The subject discussed on this particular Market Measures is straddles and how a trader can best manage these positions when in a winning or losing scenario. Managing winners is of course a philosophy and approach that tastytrade embraces and often features on the network.
Tom Sosnoff and Tony Battista, the long-standing hosts of the show, dive right into the heart of the matter by examining whether there is an equilibrium that can be achieved in managing straddle winners and losers that optimizes portfolio returns (maximum reward, minimum risk).
The data that the tastytrade research team analyzed in order to better understand optimal trading of these positions included five ETFs (first day of the trading month, January 2009 to present):
- S&P 500 (SPY)
- Russell 2000 (IWM)

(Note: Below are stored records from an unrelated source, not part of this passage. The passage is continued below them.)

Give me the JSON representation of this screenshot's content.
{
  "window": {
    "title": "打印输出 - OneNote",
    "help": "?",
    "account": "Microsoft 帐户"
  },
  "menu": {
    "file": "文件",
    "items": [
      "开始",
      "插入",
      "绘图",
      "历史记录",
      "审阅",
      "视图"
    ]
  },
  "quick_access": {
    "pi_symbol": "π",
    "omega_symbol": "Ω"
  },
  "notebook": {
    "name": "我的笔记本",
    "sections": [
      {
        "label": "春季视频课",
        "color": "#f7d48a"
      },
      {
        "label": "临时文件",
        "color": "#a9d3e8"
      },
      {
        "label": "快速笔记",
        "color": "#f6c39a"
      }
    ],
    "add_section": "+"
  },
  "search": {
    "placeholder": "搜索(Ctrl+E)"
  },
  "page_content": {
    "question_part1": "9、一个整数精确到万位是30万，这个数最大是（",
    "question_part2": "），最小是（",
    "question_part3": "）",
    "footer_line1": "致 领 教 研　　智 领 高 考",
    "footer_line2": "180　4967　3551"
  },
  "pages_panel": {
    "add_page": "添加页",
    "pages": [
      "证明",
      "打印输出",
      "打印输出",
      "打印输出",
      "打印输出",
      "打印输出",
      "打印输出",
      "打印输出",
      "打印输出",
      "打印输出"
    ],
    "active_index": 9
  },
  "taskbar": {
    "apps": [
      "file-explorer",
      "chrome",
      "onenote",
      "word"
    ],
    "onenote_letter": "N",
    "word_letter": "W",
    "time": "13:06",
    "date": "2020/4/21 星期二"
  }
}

- U.S. Treasury (TLT)
- Gold (GLD)
- Mexico (EWW)
Using data from the above ETFs, the researchers then created five possible scenarios by which they could theoretically manage the straddle trades. These five strategies basically dictated at what level of profitability or loss a trade would be closed.
The five unique scenarios that were each run on ETF data are listed below:
- 25% of maximum profit
- 25% of maximum profit or 1x maximum loss
- 25% of maximum profit or 1.25x maximum loss
- 25% of maximum profit or 1.5x maximum loss
- 25% of maximum profit or 2x maximum loss
After running these scenarios, the results indicated quite clearly that one of the strategies outperformed the other four:
As you can see from the above slide, the trade management strategy that dictated closing positions at 25% of maximum profit or 1.5x maximum loss achieved the largest average profit/loss per day. The win rate and total profit/loss for this strategy also measured in at second and first, respectively. Implementing the winning strategy circled in red above theoretically reduced the average days each position was held from 45 day-to-expiration to 29.
The research conducted above compiles 6 years of data on well-known and highly liquid ETFs and clearly shows managing straddle trades according to specific parameters that can theoretically optimize a portfolio from a risk-reward standpoint.
Tom and Tony close the episode by pointing out that although holding losers may seem counter-intuitive, research done by tastytrade shows that doing just that increases the probability that these trades will ultimately mean revert and produce the expected average returns.
For a full account of this material, we encourage you to watch the full episode of Market Measures discussed in this post.
We also encourage you to contact us at firstname.lastname@example.org with any feedback or questions on this topic or any other related to options trading.